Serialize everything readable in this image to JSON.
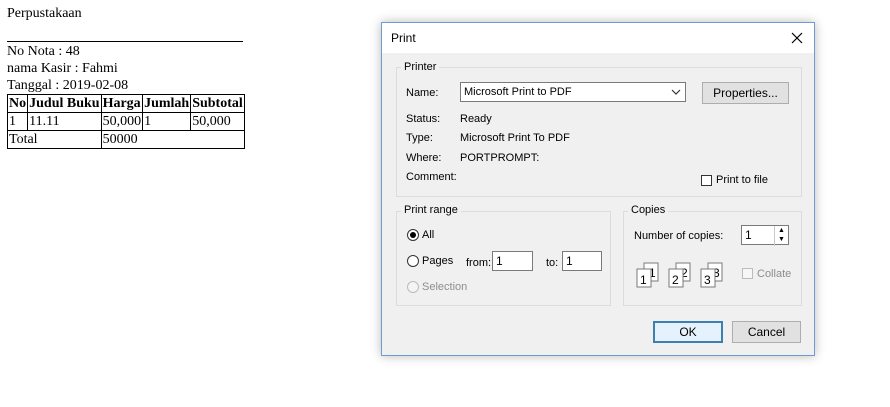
{
  "receipt": {
    "shop_name": "Perpustakaan",
    "nota": "No Nota : 48",
    "kasir": "nama Kasir : Fahmi",
    "tanggal": "Tanggal : 2019-02-08",
    "headers": [
      "No",
      "Judul Buku",
      "Harga",
      "Jumlah",
      "Subtotal"
    ],
    "rows": [
      [
        "1",
        "11.11",
        "50,000",
        "1",
        "50,000"
      ]
    ],
    "total_label": "Total",
    "total_value": "50000"
  },
  "dialog": {
    "title": "Print",
    "close_icon": "close-icon",
    "printer": {
      "legend": "Printer",
      "name_label": "Name:",
      "name_value": "Microsoft Print to PDF",
      "properties_label": "Properties...",
      "status_label": "Status:",
      "status_value": "Ready",
      "type_label": "Type:",
      "type_value": "Microsoft Print To PDF",
      "where_label": "Where:",
      "where_value": "PORTPROMPT:",
      "comment_label": "Comment:",
      "print_to_file_label": "Print to file"
    },
    "range": {
      "legend": "Print range",
      "all_label": "All",
      "pages_label": "Pages",
      "from_label": "from:",
      "from_value": "1",
      "to_label": "to:",
      "to_value": "1",
      "selection_label": "Selection",
      "selected": "All"
    },
    "copies": {
      "legend": "Copies",
      "number_label": "Number of copies:",
      "number_value": "1",
      "collate_label": "Collate",
      "collate_icon": "collate-pages-icon"
    },
    "ok_label": "OK",
    "cancel_label": "Cancel"
  }
}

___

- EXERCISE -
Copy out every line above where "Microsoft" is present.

- EXERCISE ANSWER -
      "name_value": "Microsoft Print to PDF",
      "type_value": "Microsoft Print To PDF",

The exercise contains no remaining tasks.